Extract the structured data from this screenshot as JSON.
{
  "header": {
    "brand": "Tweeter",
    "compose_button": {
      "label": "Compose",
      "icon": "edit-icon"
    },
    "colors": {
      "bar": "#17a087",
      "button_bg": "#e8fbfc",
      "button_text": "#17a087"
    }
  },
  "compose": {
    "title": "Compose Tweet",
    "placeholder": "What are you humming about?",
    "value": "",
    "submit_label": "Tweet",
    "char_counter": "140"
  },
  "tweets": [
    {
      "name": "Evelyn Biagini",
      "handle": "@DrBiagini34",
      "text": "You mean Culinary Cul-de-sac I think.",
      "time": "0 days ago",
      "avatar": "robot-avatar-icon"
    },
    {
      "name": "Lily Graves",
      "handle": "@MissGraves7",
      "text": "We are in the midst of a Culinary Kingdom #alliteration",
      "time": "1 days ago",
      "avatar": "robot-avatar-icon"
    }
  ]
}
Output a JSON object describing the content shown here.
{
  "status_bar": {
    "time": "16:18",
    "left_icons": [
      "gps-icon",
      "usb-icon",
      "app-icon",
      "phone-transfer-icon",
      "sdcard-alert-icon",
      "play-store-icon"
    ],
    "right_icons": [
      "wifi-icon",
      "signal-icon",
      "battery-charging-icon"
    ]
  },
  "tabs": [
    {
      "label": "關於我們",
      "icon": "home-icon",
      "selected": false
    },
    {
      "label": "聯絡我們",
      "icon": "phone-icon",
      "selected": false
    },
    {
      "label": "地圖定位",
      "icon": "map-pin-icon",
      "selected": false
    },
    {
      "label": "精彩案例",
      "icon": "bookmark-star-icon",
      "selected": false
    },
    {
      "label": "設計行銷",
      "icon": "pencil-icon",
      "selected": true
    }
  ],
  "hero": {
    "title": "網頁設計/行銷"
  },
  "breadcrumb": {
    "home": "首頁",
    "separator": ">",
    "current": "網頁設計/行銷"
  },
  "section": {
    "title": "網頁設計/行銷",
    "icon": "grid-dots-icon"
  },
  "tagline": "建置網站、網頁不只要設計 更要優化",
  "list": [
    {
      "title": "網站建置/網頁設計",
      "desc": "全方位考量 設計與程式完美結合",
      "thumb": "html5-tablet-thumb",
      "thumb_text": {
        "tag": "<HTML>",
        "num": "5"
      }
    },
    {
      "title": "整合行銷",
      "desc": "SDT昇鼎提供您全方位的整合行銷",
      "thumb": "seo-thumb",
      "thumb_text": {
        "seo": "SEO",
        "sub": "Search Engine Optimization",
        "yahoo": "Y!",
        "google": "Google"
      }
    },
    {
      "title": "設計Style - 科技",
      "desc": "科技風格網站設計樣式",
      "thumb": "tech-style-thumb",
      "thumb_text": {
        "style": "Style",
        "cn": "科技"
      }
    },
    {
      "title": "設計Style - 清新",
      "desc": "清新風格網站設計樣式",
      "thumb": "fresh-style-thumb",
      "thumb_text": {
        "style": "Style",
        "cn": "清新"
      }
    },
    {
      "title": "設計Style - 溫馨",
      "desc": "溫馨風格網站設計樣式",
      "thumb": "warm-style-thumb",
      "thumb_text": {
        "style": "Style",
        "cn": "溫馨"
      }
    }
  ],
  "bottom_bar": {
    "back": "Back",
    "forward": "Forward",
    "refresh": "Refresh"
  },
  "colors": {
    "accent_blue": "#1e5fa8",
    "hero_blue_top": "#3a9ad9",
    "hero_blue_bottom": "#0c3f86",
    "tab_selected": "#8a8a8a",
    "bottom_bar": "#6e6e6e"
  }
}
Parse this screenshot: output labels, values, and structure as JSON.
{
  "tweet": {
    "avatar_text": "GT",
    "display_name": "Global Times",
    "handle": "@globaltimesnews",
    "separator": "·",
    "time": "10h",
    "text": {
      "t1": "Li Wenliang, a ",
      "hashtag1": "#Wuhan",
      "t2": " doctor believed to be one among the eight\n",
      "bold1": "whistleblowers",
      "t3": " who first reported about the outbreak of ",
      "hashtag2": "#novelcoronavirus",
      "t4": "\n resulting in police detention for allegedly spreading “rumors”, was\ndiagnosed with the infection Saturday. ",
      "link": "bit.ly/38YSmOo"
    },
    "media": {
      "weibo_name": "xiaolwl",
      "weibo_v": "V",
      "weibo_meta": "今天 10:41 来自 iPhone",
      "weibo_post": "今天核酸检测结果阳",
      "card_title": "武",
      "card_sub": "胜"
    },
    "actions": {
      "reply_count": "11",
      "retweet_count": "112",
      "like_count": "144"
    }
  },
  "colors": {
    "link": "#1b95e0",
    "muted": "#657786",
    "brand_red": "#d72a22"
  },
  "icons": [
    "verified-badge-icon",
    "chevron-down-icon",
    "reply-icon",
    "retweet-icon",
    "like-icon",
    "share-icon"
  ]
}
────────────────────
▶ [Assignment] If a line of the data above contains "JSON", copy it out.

▶ [Answer for this exercise]
Extract the structured data from this screenshot as JSON.
Output a JSON object describing the content shown here.
Parse this screenshot: output labels, values, and structure as JSON.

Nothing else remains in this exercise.